◆ Required action ◆
Your answer should consist of the lines below that hold the word "virtual".

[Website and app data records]
Start of Block

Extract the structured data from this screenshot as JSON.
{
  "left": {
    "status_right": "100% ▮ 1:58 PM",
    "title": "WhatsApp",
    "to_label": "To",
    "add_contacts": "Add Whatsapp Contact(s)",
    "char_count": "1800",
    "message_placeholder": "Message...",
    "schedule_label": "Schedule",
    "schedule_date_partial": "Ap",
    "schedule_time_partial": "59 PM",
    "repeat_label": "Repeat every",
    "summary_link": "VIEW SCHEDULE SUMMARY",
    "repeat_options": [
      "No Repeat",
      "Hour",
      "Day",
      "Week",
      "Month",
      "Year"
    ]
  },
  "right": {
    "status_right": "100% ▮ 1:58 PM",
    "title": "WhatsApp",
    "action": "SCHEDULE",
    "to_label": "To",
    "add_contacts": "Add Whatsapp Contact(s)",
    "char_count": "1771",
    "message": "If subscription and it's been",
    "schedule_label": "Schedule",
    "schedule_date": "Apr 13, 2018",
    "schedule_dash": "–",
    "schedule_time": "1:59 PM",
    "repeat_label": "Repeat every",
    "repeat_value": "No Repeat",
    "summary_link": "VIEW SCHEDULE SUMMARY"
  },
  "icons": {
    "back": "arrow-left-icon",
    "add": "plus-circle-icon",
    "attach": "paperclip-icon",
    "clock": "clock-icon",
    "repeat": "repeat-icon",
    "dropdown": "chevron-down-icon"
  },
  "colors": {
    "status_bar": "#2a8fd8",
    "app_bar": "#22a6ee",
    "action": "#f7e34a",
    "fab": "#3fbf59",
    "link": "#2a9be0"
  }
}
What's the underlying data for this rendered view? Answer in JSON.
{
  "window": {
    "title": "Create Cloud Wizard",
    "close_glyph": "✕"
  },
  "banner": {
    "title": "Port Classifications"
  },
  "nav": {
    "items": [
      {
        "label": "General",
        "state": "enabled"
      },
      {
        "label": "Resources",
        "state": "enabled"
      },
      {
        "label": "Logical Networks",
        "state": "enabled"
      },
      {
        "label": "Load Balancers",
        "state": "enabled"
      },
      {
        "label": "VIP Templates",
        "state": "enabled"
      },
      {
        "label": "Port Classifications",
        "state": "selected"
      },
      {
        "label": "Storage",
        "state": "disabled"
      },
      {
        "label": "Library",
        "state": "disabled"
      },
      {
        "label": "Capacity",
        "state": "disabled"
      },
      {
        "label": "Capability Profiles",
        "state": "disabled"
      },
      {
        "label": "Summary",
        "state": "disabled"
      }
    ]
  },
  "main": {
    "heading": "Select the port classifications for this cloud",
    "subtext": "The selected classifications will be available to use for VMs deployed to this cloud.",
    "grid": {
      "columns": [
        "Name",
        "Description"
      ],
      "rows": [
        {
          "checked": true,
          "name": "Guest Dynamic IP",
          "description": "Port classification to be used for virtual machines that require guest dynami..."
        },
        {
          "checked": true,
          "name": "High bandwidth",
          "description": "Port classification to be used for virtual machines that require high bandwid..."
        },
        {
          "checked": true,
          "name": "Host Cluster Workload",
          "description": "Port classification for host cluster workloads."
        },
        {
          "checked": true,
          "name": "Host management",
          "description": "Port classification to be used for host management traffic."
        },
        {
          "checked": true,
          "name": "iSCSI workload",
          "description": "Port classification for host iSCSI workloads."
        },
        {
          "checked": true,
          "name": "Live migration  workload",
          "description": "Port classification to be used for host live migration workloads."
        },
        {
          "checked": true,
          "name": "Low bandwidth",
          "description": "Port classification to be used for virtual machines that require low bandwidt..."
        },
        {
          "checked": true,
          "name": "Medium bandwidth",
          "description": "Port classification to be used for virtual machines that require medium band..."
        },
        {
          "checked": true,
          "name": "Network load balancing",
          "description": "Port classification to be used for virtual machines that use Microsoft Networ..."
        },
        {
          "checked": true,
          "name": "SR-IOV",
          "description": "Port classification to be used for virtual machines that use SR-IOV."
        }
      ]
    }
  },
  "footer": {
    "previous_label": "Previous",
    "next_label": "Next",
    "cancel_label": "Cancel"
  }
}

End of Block

◆ Solution for this task ◆
          "description": "Port classification to be used for virtual machines that require guest dynami..."
          "description": "Port classification to be used for virtual machines that require high bandwid..."
          "description": "Port classification to be used for virtual machines that require low bandwidt..."
          "description": "Port classification to be used for virtual machines that require medium band..."
          "description": "Port classification to be used for virtual machines that use Microsoft Networ..."
          "description": "Port classification to be used for virtual machines that use SR-IOV."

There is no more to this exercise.